When the immigration office have approved all the paperwork, you receive a temporary residency permit card (Residencia) and a Dominican identification card (Cédula de Identidad). This process takes approximately 3-5 months, depending on the Dominican immigration authorities.
The temporary residency permit is valid for 1 year. You then have the right to live and work in the Dominican Republic. You will also have the right to leave the country whenever you wish and re-enter with your temporary residence document (you will not need a tourist card or tourist visa to re-enter).
Step 2 – 2nd Temporary Residency
Repeat the procedure described above. This time the residency is valid for another year, so is the cedula (Dominican ID).
Step 3 – Permanent Residency (Definitiva)
After your 2nd temporary residency card expires, you can renew the permit and change your status to Permanent Residency. The Permanent Residency is valid for 4 years at a time and the Dominican identification card (cédula) for 4 years.
The application for permanent residency is similar to the provisional residency. The documents required for a permanent residency application are:
- residency card + 4 photocopies
- passport + 4 photocopies
- cedula + 4 photocopies
- certificate from a local bank
- matricula (ownership papers) for vehicle from 2008 or newer, or proof letter from your work place, or original title for your property in the Dominican republic
- A certificate of good conduct (Buena Conducta) from the Dominican authorities
- Medical exam performed in Santo Domingo (blood test, urine and chest x-rays)
- 2 photos 2 x 2 (front)
One all these have been approved by the immigration office, you will receive a Permanent Resident Card valid for 4 years, after which you can keep renewing in 4 year periods.

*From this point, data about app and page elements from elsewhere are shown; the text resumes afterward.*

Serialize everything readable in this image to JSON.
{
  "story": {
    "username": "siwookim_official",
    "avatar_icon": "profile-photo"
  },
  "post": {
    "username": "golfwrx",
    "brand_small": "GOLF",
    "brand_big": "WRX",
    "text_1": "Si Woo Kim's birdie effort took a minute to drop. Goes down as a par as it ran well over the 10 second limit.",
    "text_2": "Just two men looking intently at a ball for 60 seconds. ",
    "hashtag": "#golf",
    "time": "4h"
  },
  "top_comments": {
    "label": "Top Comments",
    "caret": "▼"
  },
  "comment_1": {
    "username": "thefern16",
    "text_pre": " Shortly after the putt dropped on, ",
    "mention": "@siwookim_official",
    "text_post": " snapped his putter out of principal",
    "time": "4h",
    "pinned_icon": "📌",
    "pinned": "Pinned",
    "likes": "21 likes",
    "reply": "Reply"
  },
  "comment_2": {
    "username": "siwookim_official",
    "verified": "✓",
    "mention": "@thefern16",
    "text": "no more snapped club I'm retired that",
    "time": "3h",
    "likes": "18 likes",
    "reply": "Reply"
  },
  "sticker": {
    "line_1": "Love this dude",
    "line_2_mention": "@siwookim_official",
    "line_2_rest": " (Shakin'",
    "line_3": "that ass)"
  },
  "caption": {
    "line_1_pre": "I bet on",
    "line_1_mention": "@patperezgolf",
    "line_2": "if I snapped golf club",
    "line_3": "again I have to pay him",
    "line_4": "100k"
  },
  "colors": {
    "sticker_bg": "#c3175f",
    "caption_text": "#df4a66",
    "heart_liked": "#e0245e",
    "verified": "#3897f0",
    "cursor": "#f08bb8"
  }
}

Alternatively, after the first 4 years with the permanent residency permit, you may apply for Dominican citizenship and become formally nationalized (obtaining a Dominican Passport).
Step 4 – Obtaining Dominican Citizenship and a Dominican Passport
This process can only be started once you have obtained permanent residence, and there is no obligation to take this step. The main reason for taking it is if you want a second passport, you want to be able to vote, or you don’t want the bother of renewing your permanent residency.
There is quite a bit of paperwork to file for naturalization, but that is all taken care of by your lawyer. The whole process takes from 6 months and up from start to finish.
To obtain a lawyer on the North Coast, check this Directory page: http://www.nicepeoplenetworking.com/section/ads/lawyers-notary/
After posting on Facebook, there were many grateful reactions because apparently for some, the residence permit for the Dominican Republic is something mysterious, difficult. Therefore, once again the “fresh” experience report, how the author renewed his first blue “residencia”. For the first residence and the first extension to a definitive “residencia”, other conditions apply which should be clarified with a lawyer or the immigration authorities.
For the new cedula you now have to proceed to the office where they issue a new cedula bringing the new residencia, passport and old cedula. The office is near the Plaza de la Bandera (taxi 250 pesos). ln the office you give passport, residencia and cedula. They are brought into the next room, where they will take photos and fingerprints after calling you. You get back cedula, residencia and passport along with a receipt that the issuing of a cedula (currently) is for free. Then wait until you are called. In the office where the photos were taken, the data for the new cedula again have to be clarified, then you have to wait in the waiting room until you are called and can receive the new cedula.
Furthermore, the Immigration Authority currently offers to apply for a residency permit for those who have lived in the country for years without the necessary residence permit, without paying the late surcharge that could cost tens of thousands for some. For more details ask a lawyer or Migracion. The same was offered three years ago, without much resonance because some apparently think it’s not that important.
Werner, La Playa Magazine